WORK INSTRUCTION.
Apart from the images, output the data below exactly.

Website and app data records.
/---

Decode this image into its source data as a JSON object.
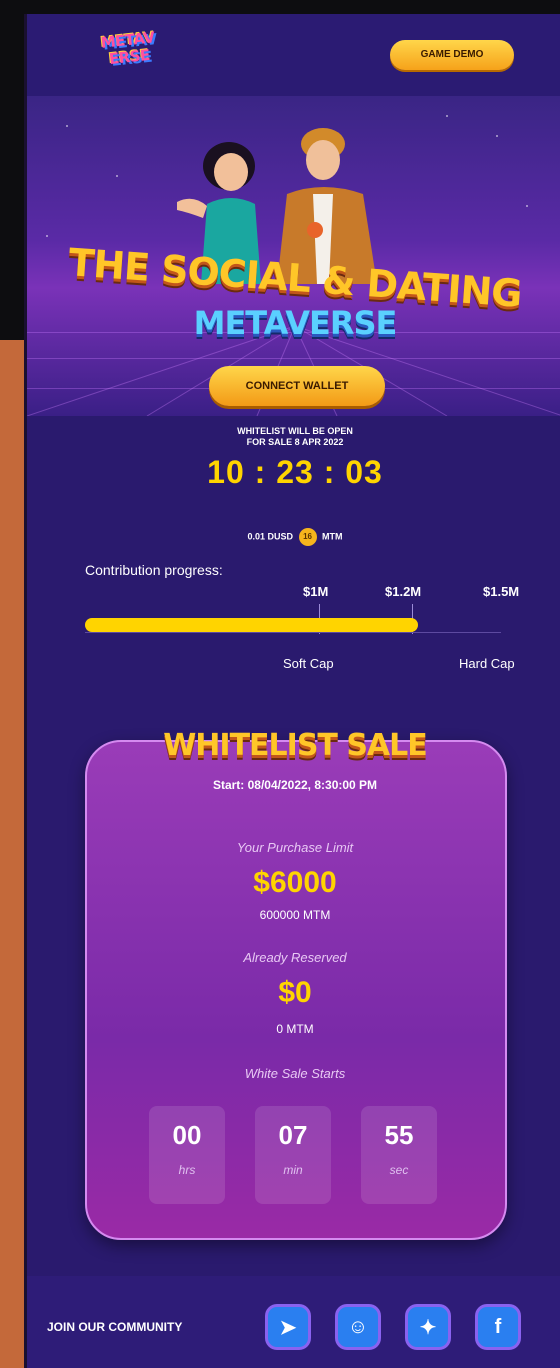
{
  "header": {
    "logo": [
      "METAV",
      "ERSE"
    ],
    "demo_label": "GAME DEMO"
  },
  "hero": {
    "title": "THE SOCIAL & DATING",
    "subtitle": "METAVERSE",
    "connect_label": "CONNECT WALLET"
  },
  "countdown": {
    "note_line1": "WHITELIST WILL BE OPEN",
    "note_line2": "FOR SALE 8 APR 2022",
    "time": "10 : 23 : 03"
  },
  "rate": {
    "left": "0.01 DUSD",
    "coin": "16",
    "right": "MTM"
  },
  "progress": {
    "label": "Contribution progress:",
    "caps": [
      "$1M",
      "$1.2M",
      "$1.5M"
    ],
    "soft_cap": "Soft Cap",
    "hard_cap": "Hard Cap",
    "fill_fraction": 0.8
  },
  "sale": {
    "heading": "WHITELIST SALE",
    "start": "Start: 08/04/2022, 8:30:00 PM",
    "limit_label": "Your Purchase Limit",
    "limit_value": "$6000",
    "limit_tokens": "600000 MTM",
    "reserved_label": "Already Reserved",
    "reserved_value": "$0",
    "reserved_tokens": "0 MTM",
    "starts_label": "White Sale Starts",
    "timer": [
      {
        "value": "00",
        "unit": "hrs"
      },
      {
        "value": "07",
        "unit": "min"
      },
      {
        "value": "55",
        "unit": "sec"
      }
    ]
  },
  "footer": {
    "join_label": "JOIN OUR COMMUNITY",
    "socials": [
      {
        "icon": "telegram-icon",
        "glyph": "➤"
      },
      {
        "icon": "reddit-icon",
        "glyph": "☺"
      },
      {
        "icon": "twitter-icon",
        "glyph": "✦"
      },
      {
        "icon": "facebook-icon",
        "glyph": "f"
      }
    ]
  },
  "colors": {
    "background": "#2a1a6e",
    "accent_yellow": "#ffd400",
    "button_gold": "#f6a21a",
    "card_purple": "#9a3cb8"
  }
}
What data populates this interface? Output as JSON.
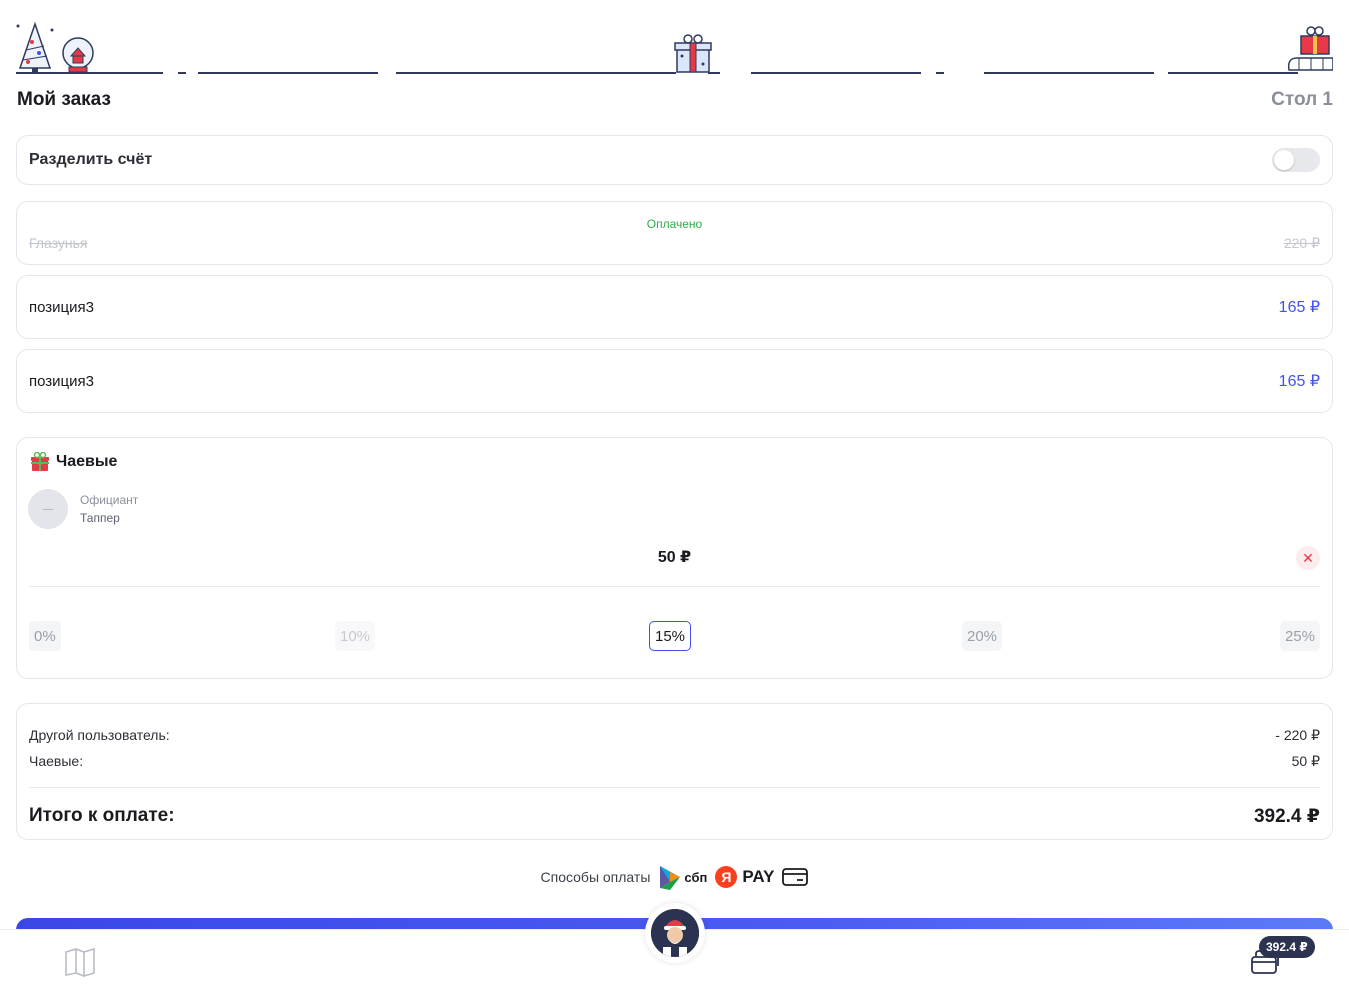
{
  "header": {
    "title": "Мой заказ",
    "table": "Стол 1"
  },
  "split_bill": {
    "label": "Разделить счёт",
    "enabled": false
  },
  "order_items": [
    {
      "name": "Глазунья",
      "price": "220 ₽",
      "status": "Оплачено"
    },
    {
      "name": "позиция3",
      "price": "165 ₽"
    },
    {
      "name": "позиция3",
      "price": "165 ₽"
    }
  ],
  "tips": {
    "title": "Чаевые",
    "waiter_role": "Официант",
    "waiter_name": "Таппер",
    "amount": "50 ₽",
    "percents": [
      "0%",
      "10%",
      "15%",
      "20%",
      "25%"
    ],
    "selected": "15%"
  },
  "summary": {
    "other_user_label": "Другой пользователь:",
    "other_user_value": "- 220 ₽",
    "tips_label": "Чаевые:",
    "tips_value": "50 ₽",
    "total_label": "Итого к оплате:",
    "total_value": "392.4 ₽"
  },
  "payment": {
    "label": "Способы оплаты",
    "sbp": "сбп",
    "yandex_pay_letter": "Я",
    "yandex_pay": "PAY"
  },
  "bottom_nav": {
    "cart_total": "392.4 ₽"
  },
  "colors": {
    "accent": "#4152f0",
    "paid": "#2fab4b",
    "danger": "#e53945"
  }
}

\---

TASK OUTPUT.
Decode this image into its source data as a JSON object.
{
  "header": {
    "logo": [
      "METAV",
      "ERSE"
    ],
    "demo_label": "GAME DEMO"
  },
  "hero": {
    "title": "THE SOCIAL & DATING",
    "subtitle": "METAVERSE",
    "connect_label": "CONNECT WALLET"
  },
  "countdown": {
    "note_line1": "WHITELIST WILL BE OPEN",
    "note_line2": "FOR SALE 8 APR 2022",
    "time": "10 : 23 : 03"
  },
  "rate": {
    "left": "0.01 DUSD",
    "coin": "16",
    "right": "MTM"
  },
  "progress": {
    "label": "Contribution progress:",
    "caps": [
      "$1M",
      "$1.2M",
      "$1.5M"
    ],
    "soft_cap": "Soft Cap",
    "hard_cap": "Hard Cap",
    "fill_fraction": 0.8
  },
  "sale": {
    "heading": "WHITELIST SALE",
    "start": "Start: 08/04/2022, 8:30:00 PM",
    "limit_label": "Your Purchase Limit",
    "limit_value": "$6000",
    "limit_tokens": "600000 MTM",
    "reserved_label": "Already Reserved",
    "reserved_value": "$0",
    "reserved_tokens": "0 MTM",
    "starts_label": "White Sale Starts",
    "timer": [
      {
        "value": "00",
        "unit": "hrs"
      },
      {
        "value": "07",
        "unit": "min"
      },
      {
        "value": "55",
        "unit": "sec"
      }
    ]
  },
  "footer": {
    "join_label": "JOIN OUR COMMUNITY",
    "socials": [
      {
        "icon": "telegram-icon",
        "glyph": "➤"
      },
      {
        "icon": "reddit-icon",
        "glyph": "☺"
      },
      {
        "icon": "twitter-icon",
        "glyph": "✦"
      },
      {
        "icon": "facebook-icon",
        "glyph": "f"
      }
    ]
  },
  "colors": {
    "background": "#2a1a6e",
    "accent_yellow": "#ffd400",
    "button_gold": "#f6a21a",
    "card_purple": "#9a3cb8"
  }
}
What data populates this interface? Output as JSON.
{
  "header": {
    "title": "Мой заказ",
    "table": "Стол 1"
  },
  "split_bill": {
    "label": "Разделить счёт",
    "enabled": false
  },
  "order_items": [
    {
      "name": "Глазунья",
      "price": "220 ₽",
      "status": "Оплачено"
    },
    {
      "name": "позиция3",
      "price": "165 ₽"
    },
    {
      "name": "позиция3",
      "price": "165 ₽"
    }
  ],
  "tips": {
    "title": "Чаевые",
    "waiter_role": "Официант",
    "waiter_name": "Таппер",
    "amount": "50 ₽",
    "percents": [
      "0%",
      "10%",
      "15%",
      "20%",
      "25%"
    ],
    "selected": "15%"
  },
  "summary": {
    "other_user_label": "Другой пользователь:",
    "other_user_value": "- 220 ₽",
    "tips_label": "Чаевые:",
    "tips_value": "50 ₽",
    "total_label": "Итого к оплате:",
    "total_value": "392.4 ₽"
  },
  "payment": {
    "label": "Способы оплаты",
    "sbp": "сбп",
    "yandex_pay_letter": "Я",
    "yandex_pay": "PAY"
  },
  "bottom_nav": {
    "cart_total": "392.4 ₽"
  },
  "colors": {
    "accent": "#4152f0",
    "paid": "#2fab4b",
    "danger": "#e53945"
  }
}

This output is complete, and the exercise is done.